*Your task*:
Pick every line out of the entries below that has the string "screenshot", and copy it.

(Given records begins)

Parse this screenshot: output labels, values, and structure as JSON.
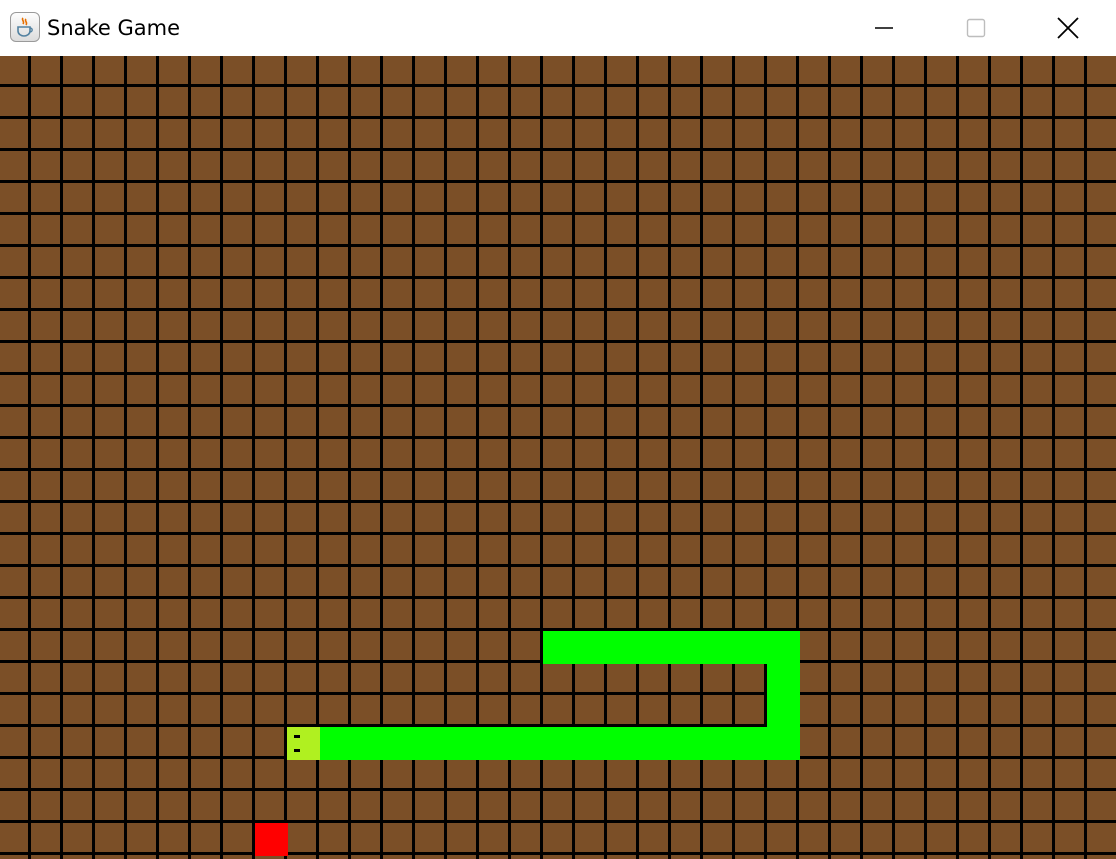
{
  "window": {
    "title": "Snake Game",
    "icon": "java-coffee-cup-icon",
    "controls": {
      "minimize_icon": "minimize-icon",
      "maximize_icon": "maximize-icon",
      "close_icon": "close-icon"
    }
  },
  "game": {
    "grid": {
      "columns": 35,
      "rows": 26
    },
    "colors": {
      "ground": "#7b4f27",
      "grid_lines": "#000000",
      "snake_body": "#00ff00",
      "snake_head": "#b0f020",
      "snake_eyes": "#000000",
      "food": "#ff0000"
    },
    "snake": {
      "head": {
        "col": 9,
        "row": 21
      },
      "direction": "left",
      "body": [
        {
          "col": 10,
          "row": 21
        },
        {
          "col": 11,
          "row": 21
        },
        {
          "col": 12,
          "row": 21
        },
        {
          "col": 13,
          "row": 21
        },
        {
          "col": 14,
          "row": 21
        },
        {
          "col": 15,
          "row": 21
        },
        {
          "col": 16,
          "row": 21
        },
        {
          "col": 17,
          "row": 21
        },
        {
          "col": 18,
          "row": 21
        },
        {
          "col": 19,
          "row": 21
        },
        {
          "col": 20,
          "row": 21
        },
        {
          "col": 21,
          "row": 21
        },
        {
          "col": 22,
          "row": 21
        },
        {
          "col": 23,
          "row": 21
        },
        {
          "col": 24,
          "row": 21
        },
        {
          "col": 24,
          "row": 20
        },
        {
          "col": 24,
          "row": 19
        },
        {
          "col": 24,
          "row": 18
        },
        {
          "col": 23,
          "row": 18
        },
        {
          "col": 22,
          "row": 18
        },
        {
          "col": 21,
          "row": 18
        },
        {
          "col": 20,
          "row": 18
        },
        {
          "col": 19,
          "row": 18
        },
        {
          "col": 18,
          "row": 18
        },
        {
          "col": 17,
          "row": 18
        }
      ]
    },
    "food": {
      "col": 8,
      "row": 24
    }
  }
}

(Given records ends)
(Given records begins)

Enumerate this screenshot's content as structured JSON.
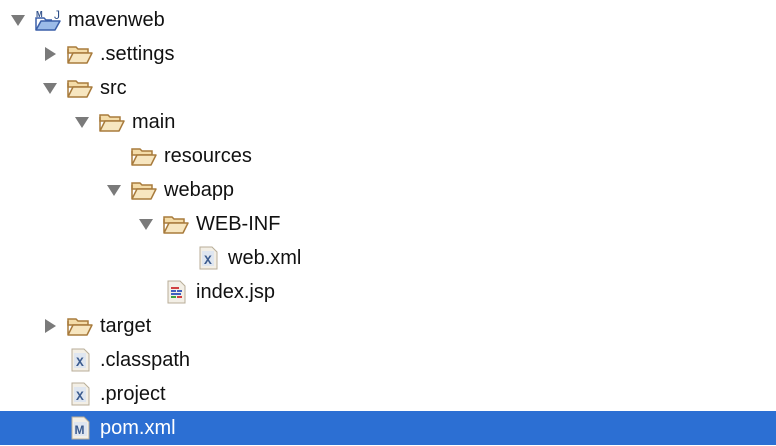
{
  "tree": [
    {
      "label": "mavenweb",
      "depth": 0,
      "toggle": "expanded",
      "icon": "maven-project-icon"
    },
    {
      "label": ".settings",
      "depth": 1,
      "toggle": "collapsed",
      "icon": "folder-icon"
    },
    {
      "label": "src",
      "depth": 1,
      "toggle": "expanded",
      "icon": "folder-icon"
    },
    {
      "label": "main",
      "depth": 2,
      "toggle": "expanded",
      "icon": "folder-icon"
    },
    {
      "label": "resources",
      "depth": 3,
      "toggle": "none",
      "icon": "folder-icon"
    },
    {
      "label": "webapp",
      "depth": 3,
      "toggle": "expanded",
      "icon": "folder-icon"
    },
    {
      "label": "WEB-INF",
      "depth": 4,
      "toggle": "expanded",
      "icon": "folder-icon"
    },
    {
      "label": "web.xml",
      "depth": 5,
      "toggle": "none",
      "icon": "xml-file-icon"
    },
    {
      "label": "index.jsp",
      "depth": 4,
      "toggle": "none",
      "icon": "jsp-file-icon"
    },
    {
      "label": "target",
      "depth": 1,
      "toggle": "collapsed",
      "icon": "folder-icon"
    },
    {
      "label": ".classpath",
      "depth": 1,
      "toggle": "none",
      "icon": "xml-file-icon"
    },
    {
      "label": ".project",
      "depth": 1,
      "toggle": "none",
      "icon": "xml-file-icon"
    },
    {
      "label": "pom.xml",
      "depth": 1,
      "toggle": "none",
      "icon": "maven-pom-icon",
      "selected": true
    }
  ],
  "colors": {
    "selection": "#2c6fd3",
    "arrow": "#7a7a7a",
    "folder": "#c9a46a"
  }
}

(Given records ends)

*Task output*:
Parse this screenshot: output labels, values, and structure as JSON.
Enumerate this screenshot's content as structured JSON.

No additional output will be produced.